38. Recruiting mentors – the power of sharing information

Last week I mentioned that I had been speaking to a small Neighborhood group of semi-retired and retired people and hoped that I would have 4 or 5 new mentors for the training I begin for a fourth program next week.

As I write up this blog page, I have just signed on another mentor from that group, making the total from that meeting 7!! Quite awesome. I now have 13 mentors for the training, which meets our target of between 10 and 15 mentors for each program. One mentor I have already trained will be joining this program when we are ready to begin the mentoring journey and I hope one or two other current mentors might participate as well.

Why is this important? Well, thanks to the wonderful lady who works at the Neighborhood centre, I have been able to achieve major inroads into a section of the population that would make GR8 mentors! 47% of that population are evidently retired or semi-retired. And there are possibilities of the Neighborhood Centre being involved in other programs we run as well.

Yet of even more importance is the networking with other organisations and people globally.

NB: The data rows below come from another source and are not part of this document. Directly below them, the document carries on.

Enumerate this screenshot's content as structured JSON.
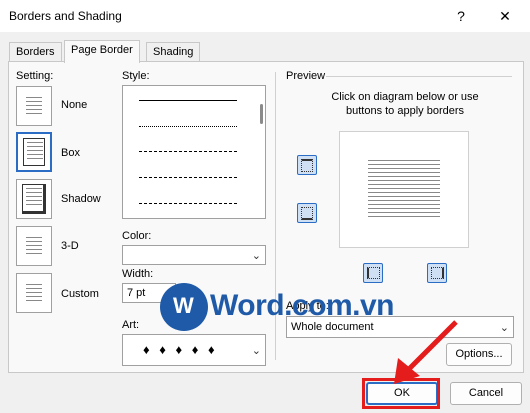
{
  "window": {
    "title": "Borders and Shading",
    "help_glyph": "?",
    "close_glyph": "✕"
  },
  "tabs": [
    {
      "label": "Borders",
      "mnemonic": "B"
    },
    {
      "label": "Page Border",
      "mnemonic": "P",
      "active": true
    },
    {
      "label": "Shading",
      "mnemonic": "S"
    }
  ],
  "setting": {
    "label": "Setting:",
    "options": [
      {
        "label": "None"
      },
      {
        "label": "Box",
        "selected": true
      },
      {
        "label": "Shadow"
      },
      {
        "label": "3-D"
      },
      {
        "label": "Custom"
      }
    ]
  },
  "style": {
    "label": "Style:",
    "items": [
      "solid",
      "dotted",
      "dashed-small",
      "dashed",
      "dash-dot"
    ]
  },
  "color": {
    "label": "Color:",
    "value": ""
  },
  "width": {
    "label": "Width:",
    "value": "7 pt"
  },
  "art": {
    "label": "Art:",
    "value": "♦ ♦ ♦ ♦ ♦"
  },
  "preview": {
    "label": "Preview",
    "hint": "Click on diagram below or use buttons to apply borders"
  },
  "apply_to": {
    "label": "Apply to:",
    "value": "Whole document"
  },
  "buttons": {
    "options": "Options...",
    "ok": "OK",
    "cancel": "Cancel"
  },
  "watermark": {
    "text": "Word.com.vn",
    "logo_letter": "W"
  },
  "colors": {
    "accent": "#2b6cc4",
    "highlight": "#e41c1c",
    "watermark": "#1f5aa8"
  }
}
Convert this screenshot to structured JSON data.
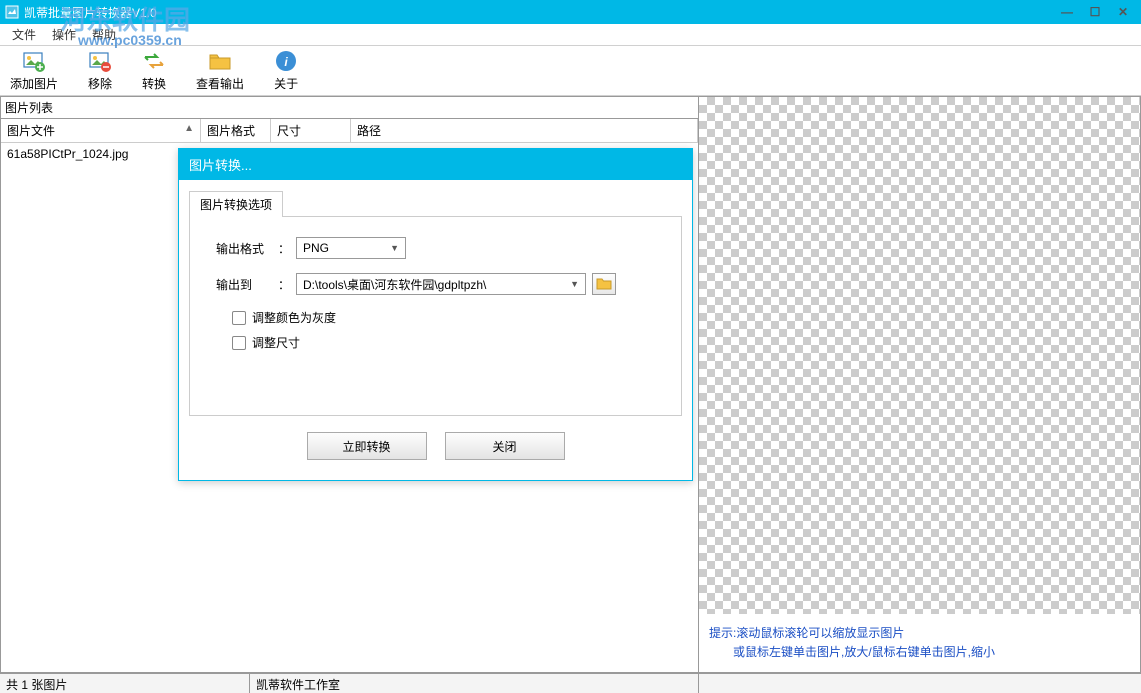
{
  "window": {
    "title": "凯蒂批量图片转换器V1.0"
  },
  "menubar": {
    "file": "文件",
    "operate": "操作",
    "help": "帮助"
  },
  "toolbar": {
    "add_image": "添加图片",
    "remove": "移除",
    "convert": "转换",
    "view_output": "查看输出",
    "about": "关于"
  },
  "watermark": {
    "text": "河东软件园",
    "url": "www.pc0359.cn"
  },
  "left_panel": {
    "title": "图片列表",
    "columns": {
      "file": "图片文件",
      "format": "图片格式",
      "size": "尺寸",
      "path": "路径"
    },
    "rows": [
      {
        "file": "61a58PICtPr_1024.jpg",
        "format": "",
        "size": "",
        "path": ""
      }
    ]
  },
  "hints": {
    "line1": "提示:滚动鼠标滚轮可以缩放显示图片",
    "line2": "　　或鼠标左键单击图片,放大/鼠标右键单击图片,缩小"
  },
  "statusbar": {
    "count": "共 1 张图片",
    "studio": "凯蒂软件工作室"
  },
  "dialog": {
    "title": "图片转换...",
    "tab": "图片转换选项",
    "output_format_label": "输出格式",
    "output_format_value": "PNG",
    "output_to_label": "输出到",
    "output_to_value": "D:\\tools\\桌面\\河东软件园\\gdpltpzh\\",
    "grayscale": "调整颜色为灰度",
    "resize": "调整尺寸",
    "convert_now": "立即转换",
    "close": "关闭",
    "colon": "："
  }
}
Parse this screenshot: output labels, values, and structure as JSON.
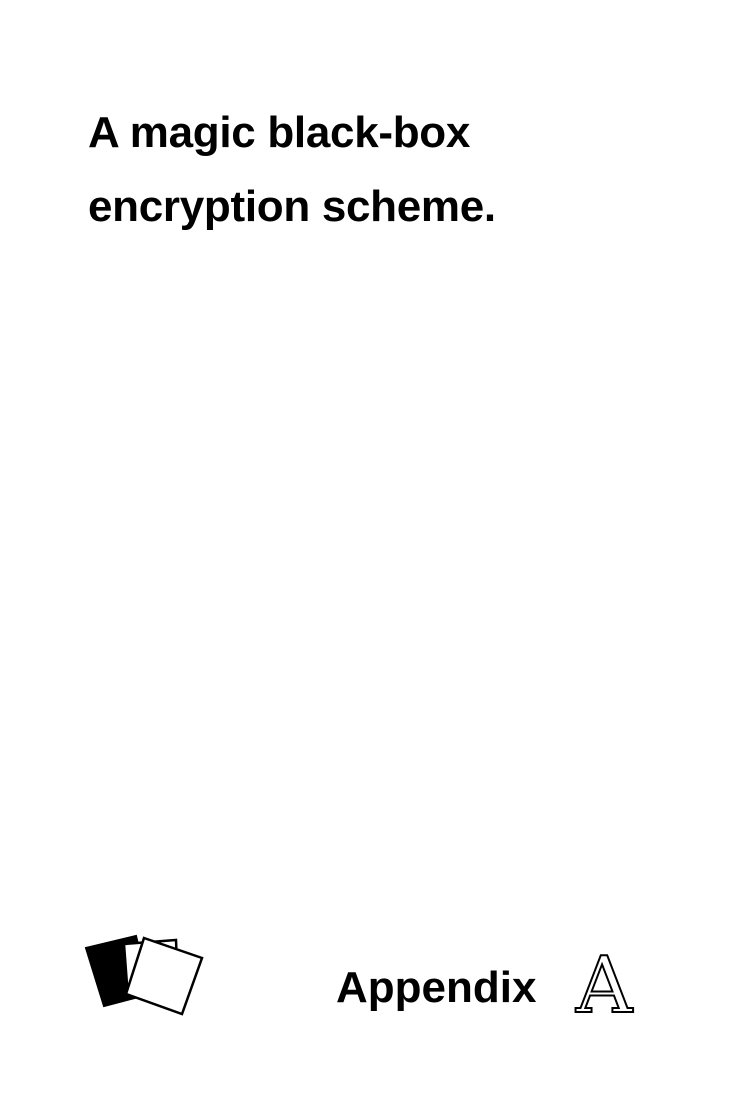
{
  "card": {
    "title_line_1": "A magic black-box",
    "title_line_2": "encryption scheme.",
    "footer": {
      "label": "Appendix",
      "letter": "A",
      "deck_icon": "card-deck-icon"
    },
    "colors": {
      "background": "#ffffff",
      "ink": "#000000"
    }
  }
}
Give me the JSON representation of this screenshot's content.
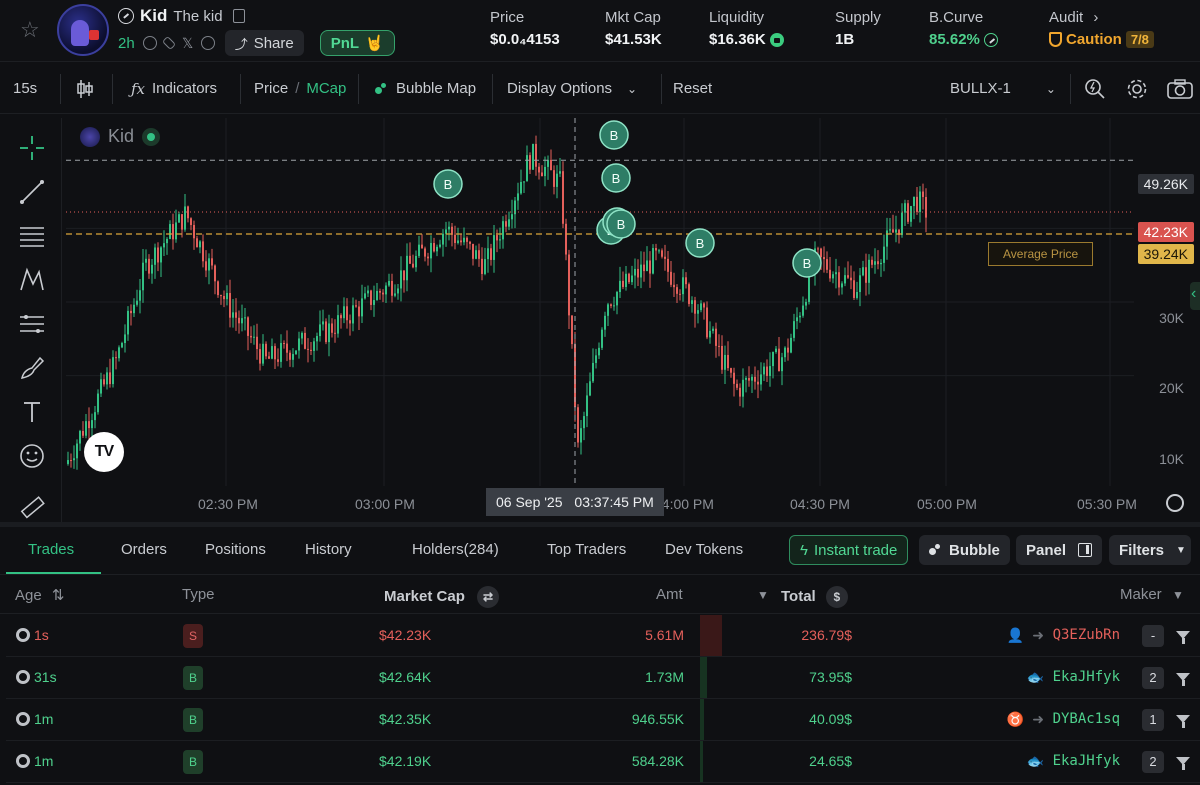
{
  "token": {
    "symbol": "Kid",
    "name": "The kid",
    "age": "2h",
    "share_label": "Share",
    "pnl_label": "PnL",
    "pnl_emoji": "🤘"
  },
  "stats": {
    "price_label": "Price",
    "price_value": "$0.0₄4153",
    "mcap_label": "Mkt Cap",
    "mcap_value": "$41.53K",
    "liquidity_label": "Liquidity",
    "liquidity_value": "$16.36K",
    "supply_label": "Supply",
    "supply_value": "1B",
    "bcurve_label": "B.Curve",
    "bcurve_value": "85.62%",
    "audit_label": "Audit",
    "audit_value": "Caution",
    "audit_score": "7/8"
  },
  "toolbar": {
    "interval": "15s",
    "indicators": "Indicators",
    "price": "Price",
    "slash": "/",
    "mcap": "MCap",
    "bubble_map": "Bubble Map",
    "display_options": "Display Options",
    "reset": "Reset",
    "source": "BULLX-1"
  },
  "chart": {
    "legend_symbol": "Kid",
    "logo_text": "TV",
    "y_labels": [
      "49.26K",
      "42.23K",
      "39.24K",
      "30K",
      "20K",
      "10K"
    ],
    "x_labels": [
      "02:30 PM",
      "03:00 PM",
      "04:00 PM",
      "04:30 PM",
      "05:00 PM",
      "05:30 PM"
    ],
    "crosshair_date": "06 Sep '25",
    "crosshair_time": "03:37:45 PM",
    "avg_price_label": "Average Price",
    "buy_marker_label": "B",
    "colors": {
      "up": "#33c184",
      "down": "#e4605b",
      "avg": "#d9a53a",
      "crosshair_tag": "#3a3e45"
    },
    "ylim": [
      5000,
      55000
    ],
    "reference_lines": {
      "crosshair_level": 49260,
      "last_price": 42230,
      "average_price": 39240
    }
  },
  "tabs": [
    "Trades",
    "Orders",
    "Positions",
    "History",
    "Holders(284)",
    "Top Traders",
    "Dev Tokens"
  ],
  "actions": {
    "instant_trade": "Instant trade",
    "bubble": "Bubble",
    "panel": "Panel",
    "filters": "Filters"
  },
  "table": {
    "headers": {
      "age": "Age",
      "type": "Type",
      "market_cap": "Market Cap",
      "amt": "Amt",
      "total": "Total",
      "maker": "Maker"
    },
    "rows": [
      {
        "age": "1s",
        "type": "S",
        "mcap": "$42.23K",
        "amt": "5.61M",
        "total": "236.79$",
        "maker": "Q3EZubRn",
        "count": "-",
        "side": "sell",
        "volume_fraction": 1.0
      },
      {
        "age": "31s",
        "type": "B",
        "mcap": "$42.64K",
        "amt": "1.73M",
        "total": "73.95$",
        "maker": "EkaJHfyk",
        "count": "2",
        "side": "buy",
        "volume_fraction": 0.31
      },
      {
        "age": "1m",
        "type": "B",
        "mcap": "$42.35K",
        "amt": "946.55K",
        "total": "40.09$",
        "maker": "DYBAc1sq",
        "count": "1",
        "side": "buy",
        "volume_fraction": 0.17
      },
      {
        "age": "1m",
        "type": "B",
        "mcap": "$42.19K",
        "amt": "584.28K",
        "total": "24.65$",
        "maker": "EkaJHfyk",
        "count": "2",
        "side": "buy",
        "volume_fraction": 0.1
      }
    ]
  }
}
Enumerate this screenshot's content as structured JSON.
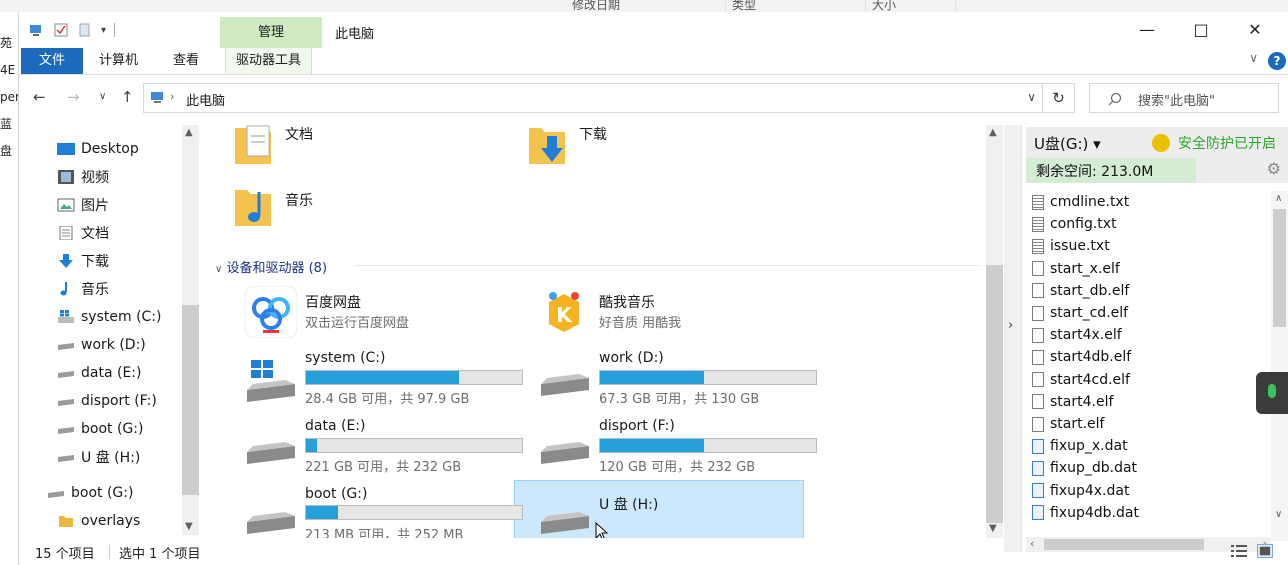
{
  "background": {
    "columns": [
      "修改日期",
      "类型",
      "大小"
    ],
    "left_fragments": [
      "苑4E",
      "per",
      "蓝盘"
    ]
  },
  "window": {
    "title": "此电脑",
    "manage_tab": "管理",
    "tabs": [
      "文件",
      "计算机",
      "查看",
      "驱动器工具"
    ]
  },
  "address": {
    "path": "此电脑",
    "search_placeholder": "搜索\"此电脑\""
  },
  "sidebar": {
    "items": [
      {
        "label": "Desktop",
        "icon": "desktop-icon"
      },
      {
        "label": "视频",
        "icon": "video-icon"
      },
      {
        "label": "图片",
        "icon": "picture-icon"
      },
      {
        "label": "文档",
        "icon": "document-icon"
      },
      {
        "label": "下载",
        "icon": "download-icon"
      },
      {
        "label": "音乐",
        "icon": "music-icon"
      },
      {
        "label": "system (C:)",
        "icon": "windows-drive-icon"
      },
      {
        "label": "work (D:)",
        "icon": "drive-icon"
      },
      {
        "label": "data (E:)",
        "icon": "drive-icon"
      },
      {
        "label": "disport (F:)",
        "icon": "drive-icon"
      },
      {
        "label": "boot (G:)",
        "icon": "drive-icon"
      },
      {
        "label": "U 盘 (H:)",
        "icon": "drive-icon"
      },
      {
        "label": "boot (G:)",
        "icon": "drive-icon"
      },
      {
        "label": "overlays",
        "icon": "folder-icon"
      }
    ]
  },
  "main": {
    "folders": [
      {
        "label": "文档"
      },
      {
        "label": "下载"
      },
      {
        "label": "音乐"
      }
    ],
    "group_header": "设备和驱动器 (8)",
    "apps": [
      {
        "name": "百度网盘",
        "sub": "双击运行百度网盘"
      },
      {
        "name": "酷我音乐",
        "sub": "好音质 用酷我"
      }
    ],
    "drives": [
      {
        "name": "system (C:)",
        "info": "28.4 GB 可用，共 97.9 GB",
        "used": 0.71
      },
      {
        "name": "work (D:)",
        "info": "67.3 GB 可用，共 130 GB",
        "used": 0.48
      },
      {
        "name": "data (E:)",
        "info": "221 GB 可用，共 232 GB",
        "used": 0.05
      },
      {
        "name": "disport (F:)",
        "info": "120 GB 可用，共 232 GB",
        "used": 0.48
      },
      {
        "name": "boot (G:)",
        "info": "213 MB 可用，共 252 MB",
        "used": 0.15
      },
      {
        "name": "U 盘 (H:)",
        "info": "",
        "used": 0
      }
    ]
  },
  "rightpanel": {
    "drive_label": "U盘(G:) ▾",
    "safety": "安全防护已开启",
    "space": "剩余空间: 213.0M",
    "files": [
      {
        "name": "cmdline.txt",
        "type": "txt"
      },
      {
        "name": "config.txt",
        "type": "txt"
      },
      {
        "name": "issue.txt",
        "type": "txt"
      },
      {
        "name": "start_x.elf",
        "type": "elf"
      },
      {
        "name": "start_db.elf",
        "type": "elf"
      },
      {
        "name": "start_cd.elf",
        "type": "elf"
      },
      {
        "name": "start4x.elf",
        "type": "elf"
      },
      {
        "name": "start4db.elf",
        "type": "elf"
      },
      {
        "name": "start4cd.elf",
        "type": "elf"
      },
      {
        "name": "start4.elf",
        "type": "elf"
      },
      {
        "name": "start.elf",
        "type": "elf"
      },
      {
        "name": "fixup_x.dat",
        "type": "dat"
      },
      {
        "name": "fixup_db.dat",
        "type": "dat"
      },
      {
        "name": "fixup4x.dat",
        "type": "dat"
      },
      {
        "name": "fixup4db.dat",
        "type": "dat"
      }
    ]
  },
  "status": {
    "count": "15 个项目",
    "selected": "选中 1 个项目"
  },
  "colors": {
    "accent": "#1b6bbd",
    "manage_tab": "#cfe9c0",
    "bar_fill": "#26a0da",
    "selection": "#cce8ff",
    "safe_green": "#29a829"
  }
}
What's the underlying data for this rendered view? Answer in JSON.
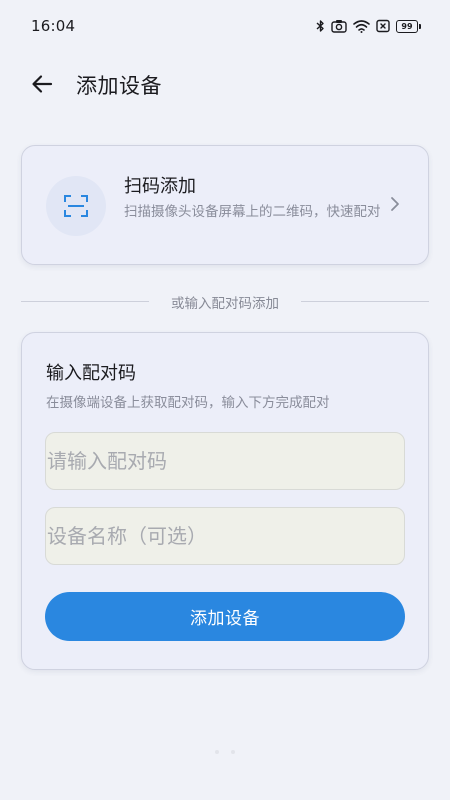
{
  "status_bar": {
    "time": "16:04",
    "battery": "99",
    "icons": [
      "bluetooth-icon",
      "camera-icon",
      "wifi-icon",
      "sim-close-icon",
      "battery-icon"
    ]
  },
  "header": {
    "back_icon": "arrow-left-icon",
    "title": "添加设备"
  },
  "scan_card": {
    "icon": "qr-scan-icon",
    "title": "扫码添加",
    "description": "扫描摄像头设备屏幕上的二维码，快速配对",
    "chevron_icon": "chevron-right-icon"
  },
  "divider": {
    "text": "或输入配对码添加"
  },
  "pair_card": {
    "title": "输入配对码",
    "description": "在摄像端设备上获取配对码，输入下方完成配对",
    "code_input": {
      "value": "",
      "placeholder": "请输入配对码"
    },
    "name_input": {
      "value": "",
      "placeholder": "设备名称（可选）"
    },
    "submit_label": "添加设备"
  },
  "colors": {
    "accent": "#2a87e0",
    "background": "#f0f2f8",
    "card": "#eceef9",
    "scan_icon": "#2a87e0"
  }
}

I have been advised to create something on Face Book and some of the other sites, but I don’t have that sort of time. Instead I affiliate to the Mentor Exchange Listserv (see my links page on my website http://www.yess.co.nz/) and through the sharing of information I have gained some excellent resources. Thanks, Mike and your team!! 🙂 What I am doing is putting into practice what all the research is saying ie, different presentations for different groups. So for this Neighborhood meeting, I stressed that we wanted their expertise, that young people really value being with them and learning from them, that the group is always meeting as a group at the school, so there is a great opportunity to bond, build community etc. and lots more.

I am not that good at chasing up people about anything, but I am glad that I contacted this person recommended to me by the Principal of the school where we are running the mentoring program. Perseverance pays off.